I discovered I wanted to be an artist from a early age. My first cousin was a successful portrait photographer, and even though I couldn't afford my own camera until I joined the Navy in 1969, I knew I wanted to use the camera for true creative expression. I graduated from Massey College in Atlanta with a B.A. in photography. While studying there, I met my wife, Becky, and we married and settled in Washington D.C. in 1975.
Photography up until recently was considered a form of documentation and only recently has been accepted as a form of expression. Starting in the 1970's some of us wanted to do a different kind of street photography than Franks, Lange or any of the other giants in the field. We were about composition, time, space, self expression, and moving photography into an art form in a post-conceptual world.
Visual Memories Series

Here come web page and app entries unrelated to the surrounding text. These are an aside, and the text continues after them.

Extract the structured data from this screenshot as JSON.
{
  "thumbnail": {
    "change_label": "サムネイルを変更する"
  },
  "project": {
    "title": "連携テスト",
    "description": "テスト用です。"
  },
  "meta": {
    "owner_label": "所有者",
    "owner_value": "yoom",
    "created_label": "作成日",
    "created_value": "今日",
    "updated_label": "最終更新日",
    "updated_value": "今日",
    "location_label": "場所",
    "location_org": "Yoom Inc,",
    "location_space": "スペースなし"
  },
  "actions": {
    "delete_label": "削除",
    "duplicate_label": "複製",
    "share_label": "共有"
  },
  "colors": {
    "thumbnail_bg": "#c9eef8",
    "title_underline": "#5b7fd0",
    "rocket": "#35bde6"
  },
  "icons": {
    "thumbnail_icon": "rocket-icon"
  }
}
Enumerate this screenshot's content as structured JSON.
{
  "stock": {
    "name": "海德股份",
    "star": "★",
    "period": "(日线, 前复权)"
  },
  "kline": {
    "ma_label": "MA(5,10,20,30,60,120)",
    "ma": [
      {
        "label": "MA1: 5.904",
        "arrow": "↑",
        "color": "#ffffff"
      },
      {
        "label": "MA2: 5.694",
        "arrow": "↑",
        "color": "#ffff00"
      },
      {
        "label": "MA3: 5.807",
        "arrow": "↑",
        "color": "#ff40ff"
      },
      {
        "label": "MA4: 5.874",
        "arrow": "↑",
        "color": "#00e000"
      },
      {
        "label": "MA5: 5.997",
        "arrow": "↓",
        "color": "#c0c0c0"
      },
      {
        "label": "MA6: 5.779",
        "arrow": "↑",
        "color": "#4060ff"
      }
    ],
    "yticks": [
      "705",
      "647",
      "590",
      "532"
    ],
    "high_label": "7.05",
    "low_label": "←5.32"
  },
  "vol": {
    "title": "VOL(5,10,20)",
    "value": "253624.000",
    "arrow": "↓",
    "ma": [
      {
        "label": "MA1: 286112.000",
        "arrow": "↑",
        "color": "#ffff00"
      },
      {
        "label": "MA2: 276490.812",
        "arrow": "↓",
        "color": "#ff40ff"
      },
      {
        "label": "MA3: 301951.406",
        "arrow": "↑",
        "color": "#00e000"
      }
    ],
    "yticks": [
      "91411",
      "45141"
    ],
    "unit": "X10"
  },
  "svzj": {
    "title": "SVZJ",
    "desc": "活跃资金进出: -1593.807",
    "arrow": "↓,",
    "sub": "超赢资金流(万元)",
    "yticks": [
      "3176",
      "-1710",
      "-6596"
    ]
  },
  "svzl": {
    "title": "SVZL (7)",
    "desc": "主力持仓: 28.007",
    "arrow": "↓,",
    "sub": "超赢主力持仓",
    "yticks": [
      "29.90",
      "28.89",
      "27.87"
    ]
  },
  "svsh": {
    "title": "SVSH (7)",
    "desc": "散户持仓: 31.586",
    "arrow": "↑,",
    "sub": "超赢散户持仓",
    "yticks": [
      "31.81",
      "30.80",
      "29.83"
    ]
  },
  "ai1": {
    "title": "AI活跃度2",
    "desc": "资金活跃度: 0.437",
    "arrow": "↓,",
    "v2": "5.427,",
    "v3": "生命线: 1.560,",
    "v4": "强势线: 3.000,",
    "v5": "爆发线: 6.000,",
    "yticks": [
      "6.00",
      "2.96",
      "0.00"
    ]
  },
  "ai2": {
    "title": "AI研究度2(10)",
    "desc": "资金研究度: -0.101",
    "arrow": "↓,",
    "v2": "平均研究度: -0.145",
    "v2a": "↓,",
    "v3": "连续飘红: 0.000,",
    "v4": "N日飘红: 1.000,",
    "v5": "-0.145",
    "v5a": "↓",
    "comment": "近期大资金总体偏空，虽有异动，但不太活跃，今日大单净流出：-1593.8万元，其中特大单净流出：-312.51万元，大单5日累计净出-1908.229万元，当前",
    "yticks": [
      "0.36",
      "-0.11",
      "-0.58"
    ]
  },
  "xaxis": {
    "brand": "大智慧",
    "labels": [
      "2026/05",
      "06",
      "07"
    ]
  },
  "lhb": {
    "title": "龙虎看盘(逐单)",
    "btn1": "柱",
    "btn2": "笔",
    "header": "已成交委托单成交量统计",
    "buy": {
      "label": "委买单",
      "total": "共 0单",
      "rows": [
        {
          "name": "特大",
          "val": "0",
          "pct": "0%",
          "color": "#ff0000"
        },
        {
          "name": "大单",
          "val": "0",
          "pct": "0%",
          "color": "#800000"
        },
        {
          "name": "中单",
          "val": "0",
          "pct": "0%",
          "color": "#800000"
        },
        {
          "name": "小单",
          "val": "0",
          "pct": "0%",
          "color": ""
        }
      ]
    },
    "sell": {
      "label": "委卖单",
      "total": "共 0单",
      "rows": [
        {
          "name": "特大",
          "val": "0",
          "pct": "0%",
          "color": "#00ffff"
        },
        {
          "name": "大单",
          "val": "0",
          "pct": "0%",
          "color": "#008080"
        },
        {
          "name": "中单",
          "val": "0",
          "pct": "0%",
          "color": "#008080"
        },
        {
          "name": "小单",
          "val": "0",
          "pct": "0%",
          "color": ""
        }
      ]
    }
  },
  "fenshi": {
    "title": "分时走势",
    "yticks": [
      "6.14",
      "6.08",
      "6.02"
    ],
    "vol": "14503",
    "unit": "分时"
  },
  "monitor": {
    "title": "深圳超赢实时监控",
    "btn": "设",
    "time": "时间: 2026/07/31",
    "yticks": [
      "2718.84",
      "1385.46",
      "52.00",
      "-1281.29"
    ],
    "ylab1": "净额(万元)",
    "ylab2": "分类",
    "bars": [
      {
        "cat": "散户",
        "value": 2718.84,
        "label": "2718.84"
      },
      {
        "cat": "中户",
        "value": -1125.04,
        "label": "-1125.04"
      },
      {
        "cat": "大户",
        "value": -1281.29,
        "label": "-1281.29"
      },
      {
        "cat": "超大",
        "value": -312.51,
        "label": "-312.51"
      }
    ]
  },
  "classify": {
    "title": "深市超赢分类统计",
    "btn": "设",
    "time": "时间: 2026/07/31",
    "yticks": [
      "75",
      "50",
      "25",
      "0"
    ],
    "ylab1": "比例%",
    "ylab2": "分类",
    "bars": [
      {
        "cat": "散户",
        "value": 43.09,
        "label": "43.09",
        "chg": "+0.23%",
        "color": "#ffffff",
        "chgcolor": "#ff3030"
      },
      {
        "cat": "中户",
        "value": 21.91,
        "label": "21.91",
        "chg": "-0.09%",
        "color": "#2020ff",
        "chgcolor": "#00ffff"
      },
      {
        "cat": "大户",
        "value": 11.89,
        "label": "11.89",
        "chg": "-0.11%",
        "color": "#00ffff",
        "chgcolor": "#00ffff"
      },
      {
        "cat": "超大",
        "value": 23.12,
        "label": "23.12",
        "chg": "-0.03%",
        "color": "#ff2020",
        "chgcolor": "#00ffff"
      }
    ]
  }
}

Visual Memories is the compilation of the sequential and diptych symbolistic work from 1972 to 1984. This work is not about how I felt at the time the images were captured, but about the feelings the viewer has evaluating each image as a single image or in a combination with other images. These pieces were influenced by the various styles of street photography being done around this time. I've always thought that an image should be able to stand on its own, as well as a part of a sequence of images. I am now working on the book "Visual Memories" in the diptych style from this series.
Retinal Memories Series
In 1989 I began the next evolution of my sequential and polyptych work, a series of how one’s eyes (mine, at least) wanders from one point of interest to another, taking an irregular route through the scene as opposed to straightforward vertical or horizontal movement. Beginning in 1993 my focus started to shift as I became fascinated with capturing not just how your eye takes in a scene; but also how much of that information is mentally retained. To do so, I selected points of interest in the subject that show the space of the retained memories while the blank space around them represent the lost memories from the entire scene. These scenes can be as little as one view or as many as it takes to make a complete memory of a sequence in time. Feel free to use your imagination to complete the scene.
I've been working with digital photography since the 1990's for my family and social images. Digital imaging has changed how we think about a photograph from a documentary purpose that is always believed, to a image that is no different than oil paint smeared on canvas. Now photographs are no different than any other art form, and we can create whatever we want too.